The optical devices and unexpected courses of events in Olafur Eliasson’s exhibition disturb our perceptions and force us to address the question of scale in space and time in an entirely new manner.
For in fact neither the schema of space nor that of time appears continuous: levels of reality do not nestle one within the other like Russian dolls. It cannot be said that the small or the short lies within the large or the long, in the sense that the largest or the longest contain them but with just “fewer details.” When one shifts from a map on a scale of 1 cm. to 1 km. to one on 1 cm. to 10 km. the latter does not contain the same information, if less exact, as the former: it contains other information that might (or might not) coincide with what appears in the former.

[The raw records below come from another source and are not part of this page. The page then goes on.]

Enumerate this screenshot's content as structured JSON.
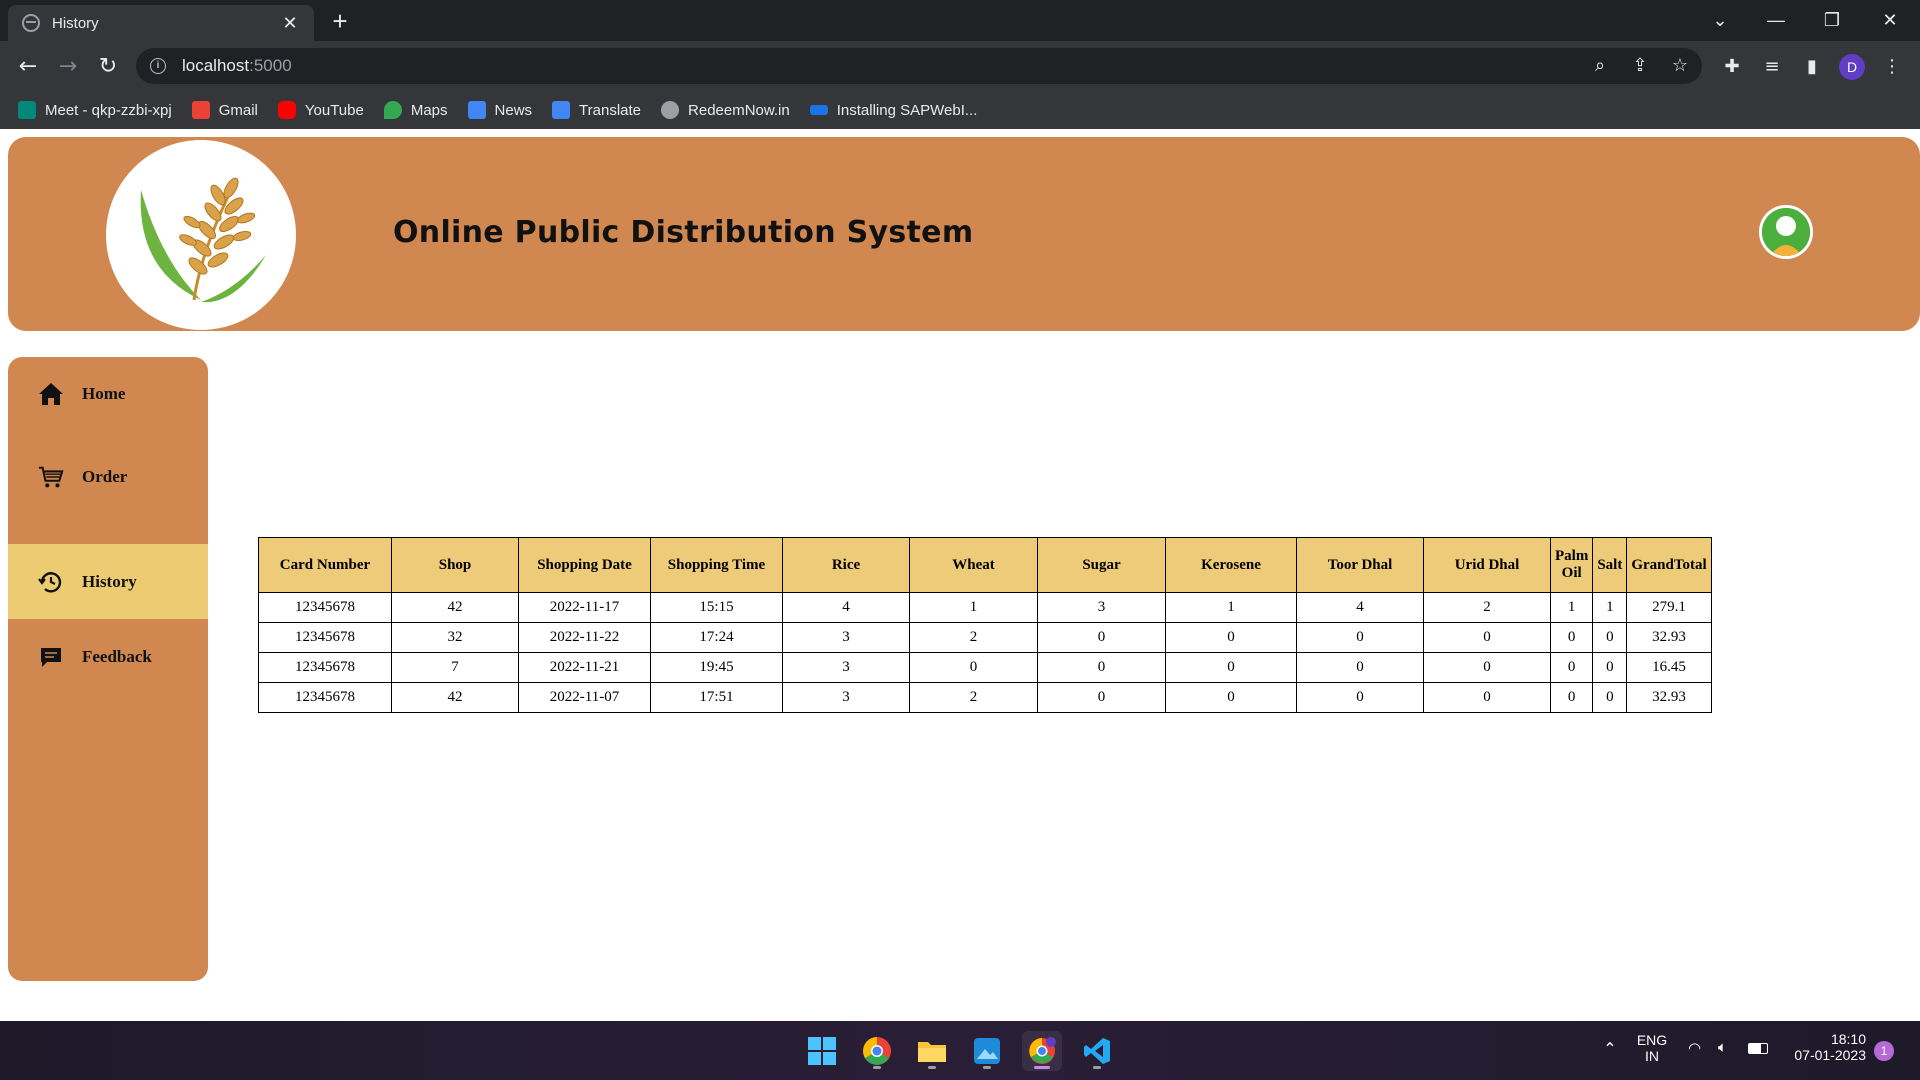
{
  "browser": {
    "tab_title": "History",
    "url_host": "localhost",
    "url_port": ":5000",
    "profile_initial": "D",
    "bookmarks": [
      {
        "label": "Meet - qkp-zzbi-xpj",
        "icon": "meet-icon",
        "color": "#00897b"
      },
      {
        "label": "Gmail",
        "icon": "gmail-icon",
        "color": "#ea4335"
      },
      {
        "label": "YouTube",
        "icon": "youtube-icon",
        "color": "#ff0000"
      },
      {
        "label": "Maps",
        "icon": "maps-icon",
        "color": "#34a853"
      },
      {
        "label": "News",
        "icon": "news-icon",
        "color": "#4285f4"
      },
      {
        "label": "Translate",
        "icon": "translate-icon",
        "color": "#4285f4"
      },
      {
        "label": "RedeemNow.in",
        "icon": "globe-icon",
        "color": "#9aa0a6"
      },
      {
        "label": "Installing SAPWebI...",
        "icon": "sap-icon",
        "color": "#1a73e8"
      }
    ]
  },
  "header": {
    "title": "Online Public Distribution System",
    "bg_color": "#d08850"
  },
  "sidebar": {
    "items": [
      {
        "label": "Home",
        "icon": "home-icon",
        "active": false
      },
      {
        "label": "Order",
        "icon": "cart-icon",
        "active": false
      },
      {
        "label": "History",
        "icon": "history-icon",
        "active": true
      },
      {
        "label": "Feedback",
        "icon": "feedback-icon",
        "active": false
      }
    ],
    "active_color": "#eccb72"
  },
  "history_table": {
    "columns": [
      "Card Number",
      "Shop",
      "Shopping Date",
      "Shopping Time",
      "Rice",
      "Wheat",
      "Sugar",
      "Kerosene",
      "Toor Dhal",
      "Urid Dhal",
      "Palm Oil",
      "Salt",
      "GrandTotal"
    ],
    "rows": [
      [
        "12345678",
        "42",
        "2022-11-17",
        "15:15",
        "4",
        "1",
        "3",
        "1",
        "4",
        "2",
        "1",
        "1",
        "279.1"
      ],
      [
        "12345678",
        "32",
        "2022-11-22",
        "17:24",
        "3",
        "2",
        "0",
        "0",
        "0",
        "0",
        "0",
        "0",
        "32.93"
      ],
      [
        "12345678",
        "7",
        "2022-11-21",
        "19:45",
        "3",
        "0",
        "0",
        "0",
        "0",
        "0",
        "0",
        "0",
        "16.45"
      ],
      [
        "12345678",
        "42",
        "2022-11-07",
        "17:51",
        "3",
        "2",
        "0",
        "0",
        "0",
        "0",
        "0",
        "0",
        "32.93"
      ]
    ]
  },
  "taskbar": {
    "language_line1": "ENG",
    "language_line2": "IN",
    "time": "18:10",
    "date": "07-01-2023",
    "notification_count": "1"
  }
}
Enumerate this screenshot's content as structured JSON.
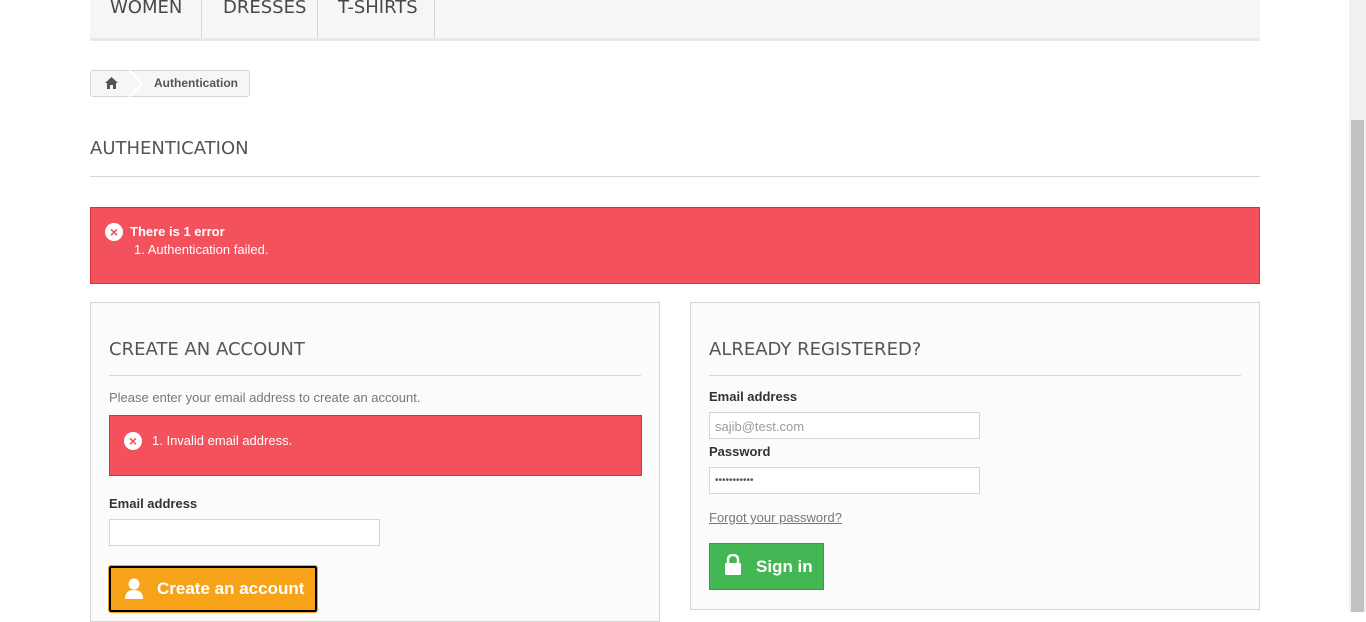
{
  "menu": {
    "items": [
      {
        "label": "WOMEN"
      },
      {
        "label": "DRESSES"
      },
      {
        "label": "T-SHIRTS"
      }
    ]
  },
  "breadcrumb": {
    "home_icon": "home-icon",
    "current": "Authentication"
  },
  "page": {
    "title": "AUTHENTICATION"
  },
  "error": {
    "title": "There is 1 error",
    "items": [
      "1. Authentication failed."
    ]
  },
  "create_account": {
    "title": "CREATE AN ACCOUNT",
    "instructions": "Please enter your email address to create an account.",
    "error": "1. Invalid email address.",
    "email_label": "Email address",
    "email_value": "",
    "button_label": "Create an account",
    "button_icon": "user-icon"
  },
  "login": {
    "title": "ALREADY REGISTERED?",
    "email_label": "Email address",
    "email_value": "sajib@test.com",
    "password_label": "Password",
    "password_value": "•••••••••••",
    "forgot_label": "Forgot your password?",
    "button_label": "Sign in",
    "button_icon": "lock-icon"
  },
  "colors": {
    "error": "#f3515c",
    "orange": "#f7a319",
    "green": "#43b754"
  }
}
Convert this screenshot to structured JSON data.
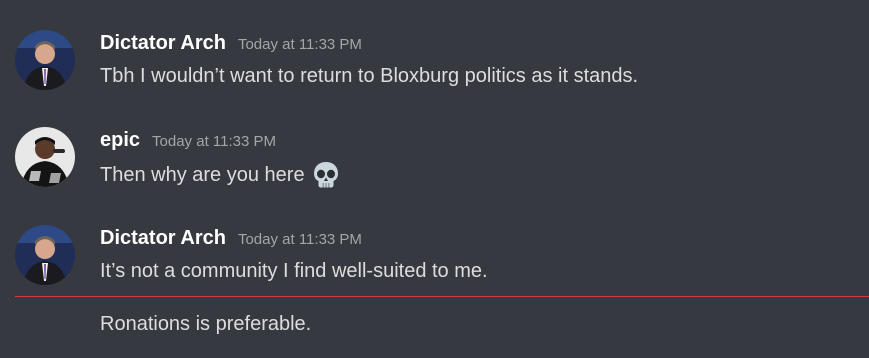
{
  "messages": [
    {
      "author": "Dictator Arch",
      "timestamp": "Today at 11:33 PM",
      "text": "Tbh I wouldn’t want to return to Bloxburg politics as it stands."
    },
    {
      "author": "epic",
      "timestamp": "Today at 11:33 PM",
      "text": "Then why are you here",
      "emoji": "skull-emoji"
    },
    {
      "author": "Dictator Arch",
      "timestamp": "Today at 11:33 PM",
      "text": "It’s not a community I find well-suited to me."
    }
  ],
  "followup": {
    "text": "Ronations is preferable."
  },
  "colors": {
    "background": "#36393f",
    "username": "#ffffff",
    "timestamp": "#a3a6aa",
    "message_text": "#dcddde",
    "new_messages_divider": "#d5393f"
  }
}
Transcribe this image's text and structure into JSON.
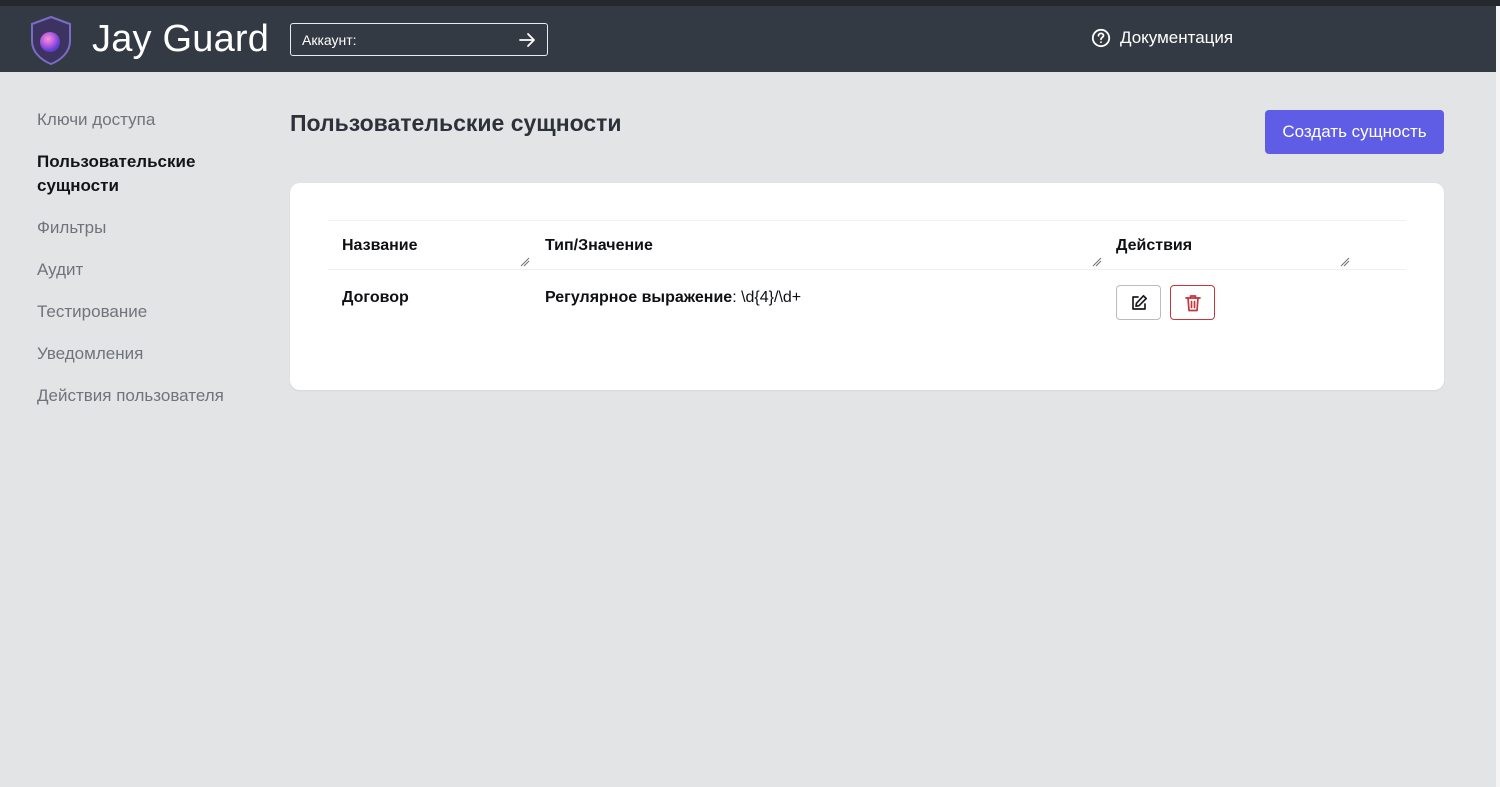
{
  "header": {
    "brand": "Jay Guard",
    "account_label": "Аккаунт:",
    "docs_label": "Документация"
  },
  "sidebar": {
    "items": [
      {
        "label": "Ключи доступа",
        "active": false
      },
      {
        "label": "Пользовательские сущности",
        "active": true
      },
      {
        "label": "Фильтры",
        "active": false
      },
      {
        "label": "Аудит",
        "active": false
      },
      {
        "label": "Тестирование",
        "active": false
      },
      {
        "label": "Уведомления",
        "active": false
      },
      {
        "label": "Действия пользователя",
        "active": false
      }
    ]
  },
  "main": {
    "title": "Пользовательские сущности",
    "create_button": "Создать сущность",
    "table": {
      "columns": [
        "Название",
        "Тип/Значение",
        "Действия"
      ],
      "rows": [
        {
          "name": "Договор",
          "type": "Регулярное выражение",
          "value": ": \\d{4}/\\d+"
        }
      ]
    }
  },
  "colors": {
    "header_bg": "#343a44",
    "page_bg": "#e3e4e6",
    "accent": "#5f5ce6",
    "danger": "#c3363c"
  },
  "icons": [
    "shield-logo-icon",
    "arrow-right-icon",
    "help-circle-icon",
    "edit-icon",
    "trash-icon"
  ]
}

This metaphor emerges from the optics of photography, from the zoom created by the use of a lens called—it’s obvious why—”telescopic.” In fact, one might almost posit a rule: good artists do not believe in zoom effects.
Bruno Latour, Anti-Zoom, excerpt from Contact catalogue